The two main criteria that need to be met for a child to return to school or child care after developing an illness are: 1) Is the child feeling well enough to participate in the usual activities of the class (without requiring too much attention from the teacher), and 2) Is the child free of any harmful and/or preventable infectious disease?
Most serious illnesses (examples – pneumonia, meningitis, flu, and dehydration) will make a child look sick and act sick; so if a child truly needs to be away from school, the answer to the first question will keep him home. It’s the second question that is tricky. Many infectious diseases are mild illnesses that cannot realistically be prevented, such as colds and molluscum warts. Some more serious bacterial infections, such as ear infections and sinusitis, are actually not contagious. Children who are chronic carriers of viruses such as Hepatitis C carry an extremely low risk of transmitting illness, so they are not generally excluded.
The American Academy of Pediatrics publishes an invaluable book called “Managing Infectious Diseases in Child Care and Schools,” which I rely on often. Parents and school nurses may be surprised to learn that the AAP no longer recommends exclusion for most cases of pink eye (it’s usually just caused by the same germs that give us colds and ear/sinus infections, and we don’t exclude for those). Children with lice can wait to be sent home until the end of the day, and no-nit policies aren’t recommended, because they aren’t effective. Common illnesses which do require exclusion until treated or resolved are Strep throat, Impetigo, Scabies, vomiting, and uncontrolled diarrhea.
When in doubt, ask your pediatrician for advice/clearance. Many schools now require, appropriately or not, a doctor’s excuse after an absence.

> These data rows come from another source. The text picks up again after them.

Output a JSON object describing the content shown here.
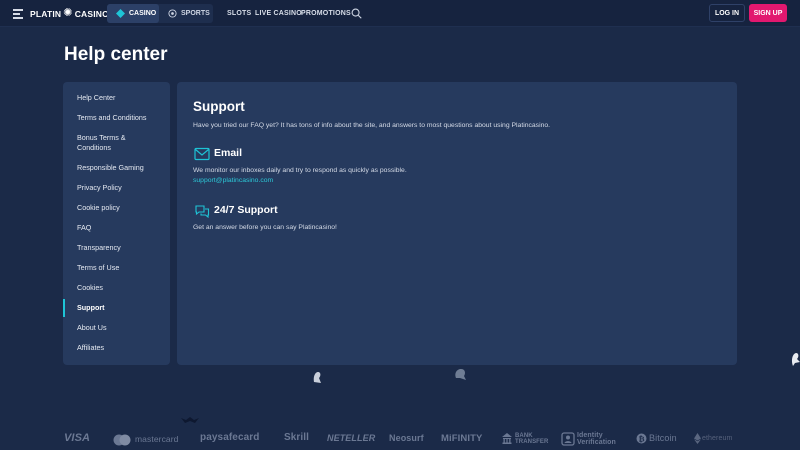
{
  "header": {
    "logo": {
      "left": "PLATIN",
      "right": "CASINO"
    },
    "tabs": [
      {
        "label": "CASINO",
        "active": true
      },
      {
        "label": "SPORTS",
        "active": false
      }
    ],
    "nav": [
      "SLOTS",
      "LIVE CASINO",
      "PROMOTIONS"
    ],
    "login_label": "LOG IN",
    "signup_label": "SIGN UP"
  },
  "page": {
    "title": "Help center"
  },
  "sidebar": {
    "items": [
      {
        "label": "Help Center"
      },
      {
        "label": "Terms and Conditions"
      },
      {
        "label": "Bonus Terms & Conditions"
      },
      {
        "label": "Responsible Gaming"
      },
      {
        "label": "Privacy Policy"
      },
      {
        "label": "Cookie policy"
      },
      {
        "label": "FAQ"
      },
      {
        "label": "Transparency"
      },
      {
        "label": "Terms of Use"
      },
      {
        "label": "Cookies"
      },
      {
        "label": "Support",
        "active": true
      },
      {
        "label": "About Us"
      },
      {
        "label": "Affiliates"
      }
    ]
  },
  "support": {
    "title": "Support",
    "intro": "Have you tried our FAQ yet? It has tons of info about the site, and answers to most questions about using Platincasino.",
    "email": {
      "title": "Email",
      "text": "We monitor our inboxes daily and try to respond as quickly as possible.",
      "address": "support@platincasino.com"
    },
    "live": {
      "title": "24/7 Support",
      "text": "Get an answer before you can say Platincasino!"
    }
  },
  "payments": [
    "VISA",
    "mastercard",
    "paysafecard",
    "Skrill",
    "NETELLER",
    "Neosurf",
    "MiFINITY",
    "BANK TRANSFER",
    "Identity Verification",
    "Bitcoin",
    "ethereum"
  ],
  "colors": {
    "bg": "#1b2a48",
    "card": "#263a5e",
    "accent": "#1ec4d6",
    "signup": "#e2186f"
  }
}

Dr. Ashley Lucas is a pediatrician with the Our Lady of the Lake Physician’s Group.